■ EXERCISE MATERIAL
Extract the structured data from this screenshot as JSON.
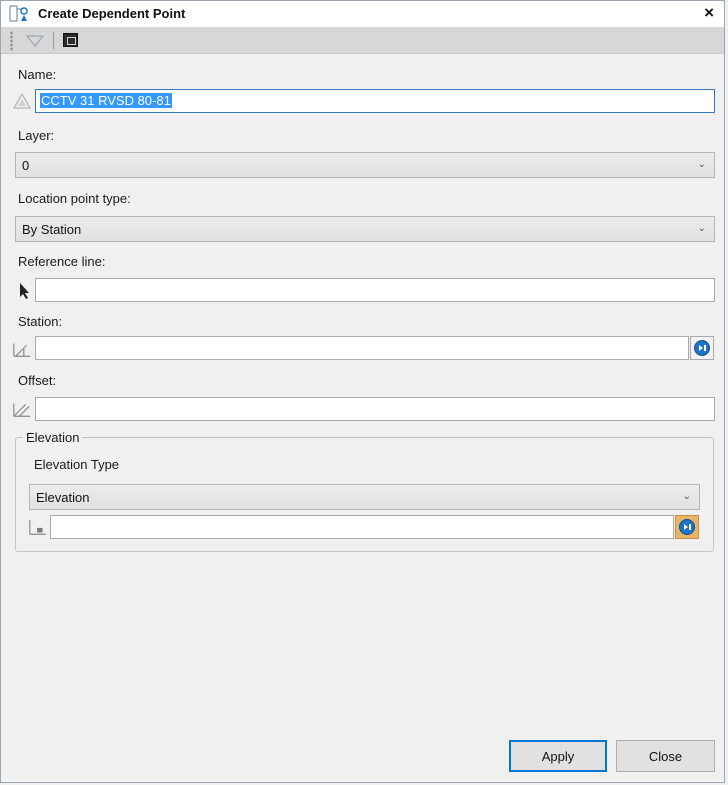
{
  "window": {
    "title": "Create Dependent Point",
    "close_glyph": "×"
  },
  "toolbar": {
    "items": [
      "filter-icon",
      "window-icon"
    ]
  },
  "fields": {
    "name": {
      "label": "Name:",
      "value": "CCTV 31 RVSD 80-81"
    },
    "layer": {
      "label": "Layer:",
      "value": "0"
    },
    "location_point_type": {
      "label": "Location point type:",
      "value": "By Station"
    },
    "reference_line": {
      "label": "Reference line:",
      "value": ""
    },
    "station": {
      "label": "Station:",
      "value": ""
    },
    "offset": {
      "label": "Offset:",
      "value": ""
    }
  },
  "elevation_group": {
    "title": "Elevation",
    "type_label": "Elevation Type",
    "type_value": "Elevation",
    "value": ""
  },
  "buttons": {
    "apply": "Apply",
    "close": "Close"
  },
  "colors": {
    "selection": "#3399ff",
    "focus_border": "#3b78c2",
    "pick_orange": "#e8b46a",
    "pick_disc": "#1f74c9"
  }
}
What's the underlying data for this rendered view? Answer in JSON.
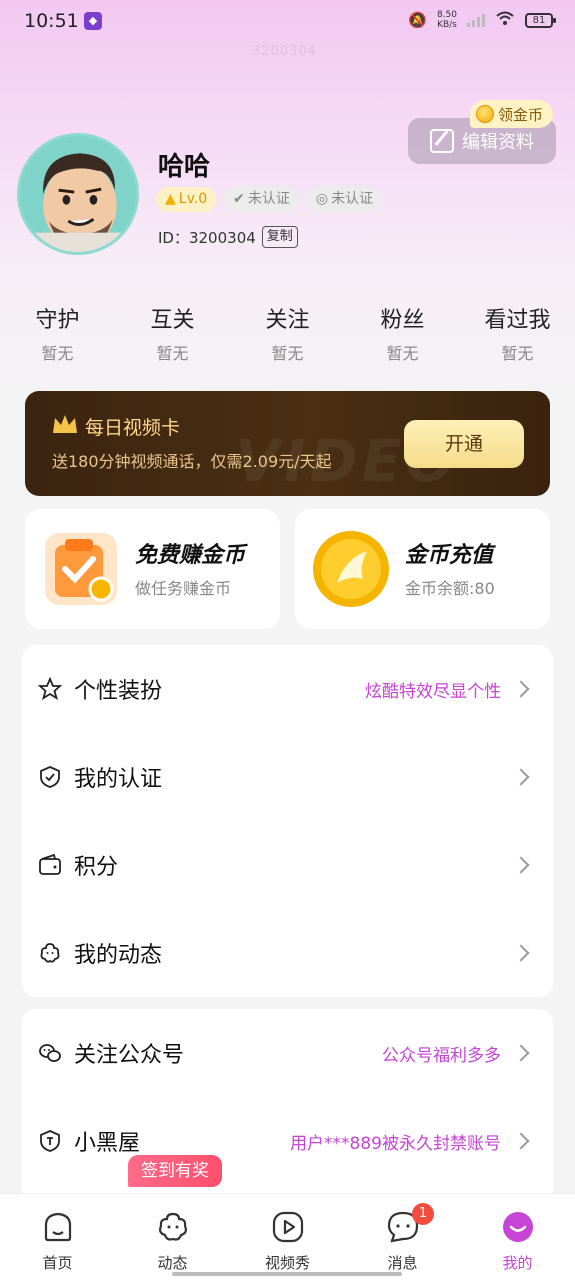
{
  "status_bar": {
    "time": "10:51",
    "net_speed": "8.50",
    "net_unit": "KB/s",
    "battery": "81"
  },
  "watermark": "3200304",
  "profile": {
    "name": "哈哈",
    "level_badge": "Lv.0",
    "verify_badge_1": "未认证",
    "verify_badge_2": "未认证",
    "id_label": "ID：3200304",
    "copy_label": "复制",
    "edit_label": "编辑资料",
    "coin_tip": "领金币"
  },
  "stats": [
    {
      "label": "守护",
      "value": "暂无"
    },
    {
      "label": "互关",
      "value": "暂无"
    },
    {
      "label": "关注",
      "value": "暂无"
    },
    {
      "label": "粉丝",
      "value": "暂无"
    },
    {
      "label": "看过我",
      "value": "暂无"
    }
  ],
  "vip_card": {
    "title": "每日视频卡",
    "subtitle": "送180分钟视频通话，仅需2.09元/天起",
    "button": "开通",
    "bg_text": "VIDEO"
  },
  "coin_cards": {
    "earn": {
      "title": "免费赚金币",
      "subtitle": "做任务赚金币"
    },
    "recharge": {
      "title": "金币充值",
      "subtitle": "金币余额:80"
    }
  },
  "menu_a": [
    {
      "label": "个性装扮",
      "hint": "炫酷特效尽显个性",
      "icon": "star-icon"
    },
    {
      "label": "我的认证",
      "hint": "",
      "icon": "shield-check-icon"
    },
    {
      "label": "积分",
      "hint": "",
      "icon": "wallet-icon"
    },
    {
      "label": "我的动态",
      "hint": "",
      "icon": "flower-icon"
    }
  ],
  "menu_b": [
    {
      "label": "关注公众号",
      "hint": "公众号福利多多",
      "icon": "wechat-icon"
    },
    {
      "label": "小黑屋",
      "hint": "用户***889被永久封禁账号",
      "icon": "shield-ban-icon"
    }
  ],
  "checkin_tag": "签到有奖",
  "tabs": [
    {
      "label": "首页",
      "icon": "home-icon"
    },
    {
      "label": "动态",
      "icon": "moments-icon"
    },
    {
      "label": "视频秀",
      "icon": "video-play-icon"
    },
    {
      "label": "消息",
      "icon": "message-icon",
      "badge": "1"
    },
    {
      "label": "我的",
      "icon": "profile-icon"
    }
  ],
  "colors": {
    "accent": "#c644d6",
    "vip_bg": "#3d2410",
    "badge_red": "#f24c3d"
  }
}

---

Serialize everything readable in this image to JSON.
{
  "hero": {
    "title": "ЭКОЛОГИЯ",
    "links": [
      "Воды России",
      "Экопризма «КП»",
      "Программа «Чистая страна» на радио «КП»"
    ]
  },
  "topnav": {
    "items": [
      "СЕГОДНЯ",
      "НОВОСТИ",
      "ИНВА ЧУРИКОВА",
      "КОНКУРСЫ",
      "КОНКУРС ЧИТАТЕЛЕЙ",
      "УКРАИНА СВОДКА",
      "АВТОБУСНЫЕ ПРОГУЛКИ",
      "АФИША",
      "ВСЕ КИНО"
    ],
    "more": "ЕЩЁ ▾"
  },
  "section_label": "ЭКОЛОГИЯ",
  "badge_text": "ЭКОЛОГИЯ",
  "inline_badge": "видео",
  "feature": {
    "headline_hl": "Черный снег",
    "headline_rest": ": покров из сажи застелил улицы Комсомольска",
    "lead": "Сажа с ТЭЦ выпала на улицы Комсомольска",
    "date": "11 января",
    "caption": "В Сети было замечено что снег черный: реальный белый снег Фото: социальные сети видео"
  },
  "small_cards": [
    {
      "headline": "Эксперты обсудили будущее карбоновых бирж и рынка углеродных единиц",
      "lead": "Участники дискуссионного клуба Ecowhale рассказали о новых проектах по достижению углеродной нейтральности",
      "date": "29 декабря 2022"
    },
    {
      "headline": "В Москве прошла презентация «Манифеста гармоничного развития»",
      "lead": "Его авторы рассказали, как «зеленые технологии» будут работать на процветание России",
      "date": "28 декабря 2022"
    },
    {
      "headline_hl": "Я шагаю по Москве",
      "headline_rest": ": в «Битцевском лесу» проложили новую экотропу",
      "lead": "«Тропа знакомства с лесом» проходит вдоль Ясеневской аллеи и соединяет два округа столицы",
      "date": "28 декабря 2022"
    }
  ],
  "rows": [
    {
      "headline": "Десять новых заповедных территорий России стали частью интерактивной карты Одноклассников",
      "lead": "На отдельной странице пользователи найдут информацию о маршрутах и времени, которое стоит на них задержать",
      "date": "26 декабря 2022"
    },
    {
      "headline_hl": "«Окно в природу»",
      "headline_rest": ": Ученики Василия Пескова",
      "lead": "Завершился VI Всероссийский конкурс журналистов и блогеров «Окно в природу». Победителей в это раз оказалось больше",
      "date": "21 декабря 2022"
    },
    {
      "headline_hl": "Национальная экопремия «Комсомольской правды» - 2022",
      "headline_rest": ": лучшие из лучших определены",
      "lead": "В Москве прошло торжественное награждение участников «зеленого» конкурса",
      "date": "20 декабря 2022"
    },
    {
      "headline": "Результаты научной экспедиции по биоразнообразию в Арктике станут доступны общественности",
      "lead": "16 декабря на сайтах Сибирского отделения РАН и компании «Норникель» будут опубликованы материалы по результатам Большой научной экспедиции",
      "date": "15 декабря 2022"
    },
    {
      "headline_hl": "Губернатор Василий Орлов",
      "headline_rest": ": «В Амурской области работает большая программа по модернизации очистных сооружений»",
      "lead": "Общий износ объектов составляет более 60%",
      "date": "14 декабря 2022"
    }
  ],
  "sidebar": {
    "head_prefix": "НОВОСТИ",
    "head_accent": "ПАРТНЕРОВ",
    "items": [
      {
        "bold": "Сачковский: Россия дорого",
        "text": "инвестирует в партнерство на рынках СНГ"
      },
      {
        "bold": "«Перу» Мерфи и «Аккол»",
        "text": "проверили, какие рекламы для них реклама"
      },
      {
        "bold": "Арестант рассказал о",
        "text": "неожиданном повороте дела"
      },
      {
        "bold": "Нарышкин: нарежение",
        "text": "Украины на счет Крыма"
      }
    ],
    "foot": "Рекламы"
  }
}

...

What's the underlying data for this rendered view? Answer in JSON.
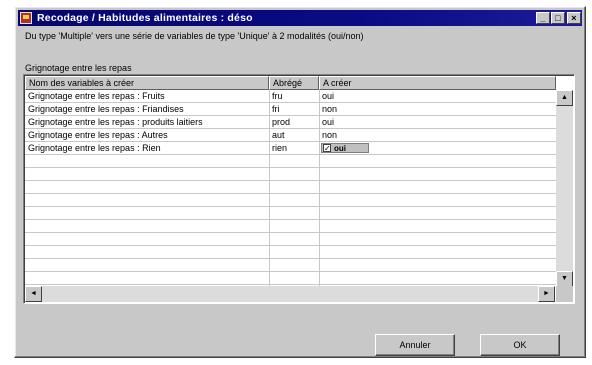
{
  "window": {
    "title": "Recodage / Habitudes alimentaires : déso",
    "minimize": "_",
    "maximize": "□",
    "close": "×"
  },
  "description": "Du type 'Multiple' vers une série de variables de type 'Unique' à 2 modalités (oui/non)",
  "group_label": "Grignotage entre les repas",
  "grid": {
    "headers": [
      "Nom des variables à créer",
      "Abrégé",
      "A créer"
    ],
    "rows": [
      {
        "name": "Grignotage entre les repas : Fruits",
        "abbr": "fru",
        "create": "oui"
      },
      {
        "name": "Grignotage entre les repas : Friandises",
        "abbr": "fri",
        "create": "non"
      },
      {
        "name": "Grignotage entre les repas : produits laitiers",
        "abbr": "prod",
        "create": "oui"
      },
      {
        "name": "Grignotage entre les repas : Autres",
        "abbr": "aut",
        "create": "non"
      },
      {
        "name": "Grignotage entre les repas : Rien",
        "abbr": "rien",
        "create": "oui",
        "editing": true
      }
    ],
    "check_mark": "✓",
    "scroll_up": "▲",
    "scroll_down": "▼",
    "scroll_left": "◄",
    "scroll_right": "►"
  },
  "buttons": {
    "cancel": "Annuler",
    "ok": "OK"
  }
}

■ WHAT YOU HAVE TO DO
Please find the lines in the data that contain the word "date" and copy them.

■ YOUR RESPONSE
    "date": "11 января",
      "date": "29 декабря 2022"
      "date": "28 декабря 2022"
      "date": "28 декабря 2022"
      "date": "26 декабря 2022"
      "date": "21 декабря 2022"
      "date": "20 декабря 2022"
      "date": "15 декабря 2022"
      "date": "14 декабря 2022"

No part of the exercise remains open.